‘Losing Grace Finding Hope’ Explores Life After Suicide

The suicide of Sue Loncar’s 16-year-old daughter, Grace, left her shattered, and broke her family “into a million pieces.”

“I know Grace would feel devastated to know that she did that to us,” Sue said. “I almost hope she doesn’t know what she put us all through, because I want to think she’s at peace. How could she be at peace if she knew how much pain I was in?”

Eight days after Grace’s suicide, Sue’s husband, Brian Loncar, died due to an accidental drug-induced heart attack. In the aftermath of her daughter and husband’s deaths, Sue went to every support group she could find to cope with the “enormous crater” inside her. Without Grace’s five siblings, she doesn’t know how she would have survived. 

Seven years later, Sue has learned to have joy next to grief. She has founded The Grace Loncar Foundation and dedicated herself to suicide prevention. 

 “That’s the only way you can survive any situation, is to figure out what good can I possibly bring out of this, out of this horrible situation,” she said.

Hoping to help families see their way through grief after a loved one’s suicide and inspire those struggling with mental illness, Sue, along with Grace’s family and friends, have told their stories onscreen in the documentary Losing Grace Finding Hope

Showings of the film sold out in hours when it premiered at the Dallas International Film Festival. It was also an official selection of the WRPN Women’s International Film Festival and the Greenwich International Film Festival, where it was nominated for the prestigious Best Social Impact Film Award.

But when Sue asked her friend Marcia Carroll to direct the film, Marcia wondered whether anyone would even see it. The movie’s budget was just $95,000, and it was interview-based. Marcia wondered how it could compete with epic, visual, cinematic films with big budgets and major directors.

Marcia had known Grace, been devastated by her death, and worried about whether she could do justice to the family’s journey and to Sue’s faith and resilience. She decided to go ahead with the project by focusing on its primary goal.

“The main goal is to inspire or save one life,” Marcia said. “I’m sure that we can do that.”

Marcia worked full-time on the documentary for two years, completing the film in January. She served as director, producer, writer, and on-set interviewer, and was heavily involved in the post-production process.

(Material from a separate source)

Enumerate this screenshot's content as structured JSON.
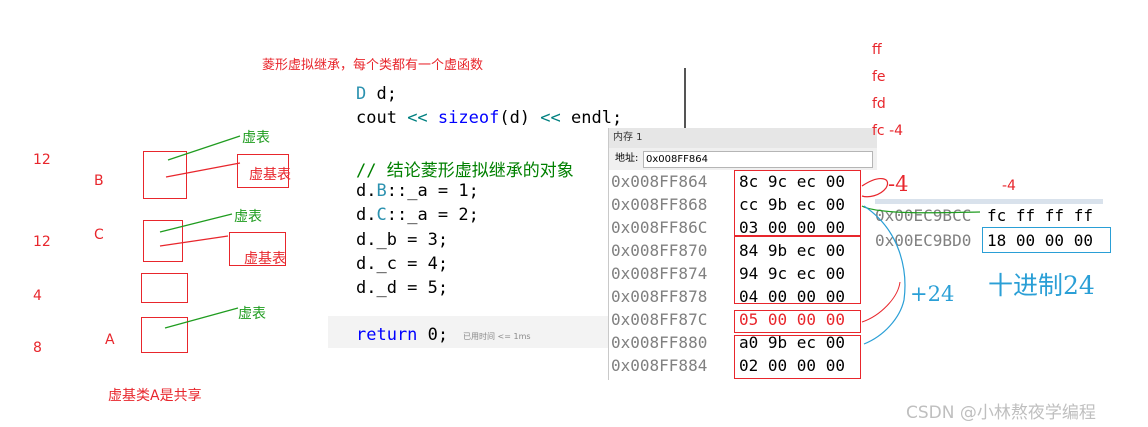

“I love the family, so the sense of responsibility is just magnified,” she said. “I feel personally invested, and I have to do this, and I’ve got to get it right. I think I got it as close to right for me as I could.”

Losing Grace Finding Hope will continue to be shown in festivals during 2024. After it completes the festival circuit, Sue and Marcia are hopeful that it will be picked up by a streaming service.

The epidemic of suicide, the second-leading cause of death for people ages 10-14 and 20-34 in 2022, needs to be addressed, Sue said. And depression is an illness that can happen to anyone, just as it struck her beautiful, talented, and smart daughter, who always identified with people who were struggling and tried to help.

“I just know that she would be really proud and would want to make a difference with other people that are suffering with depression,” Sue said. “It’s hard to be a teen. It’s hard to be anybody in this world today.”

Share this article...
Email this to someone
Share on Facebook
Tweet about this on Twitter
Share on LinkedIn

Leave a Reply

Your email address will not be published.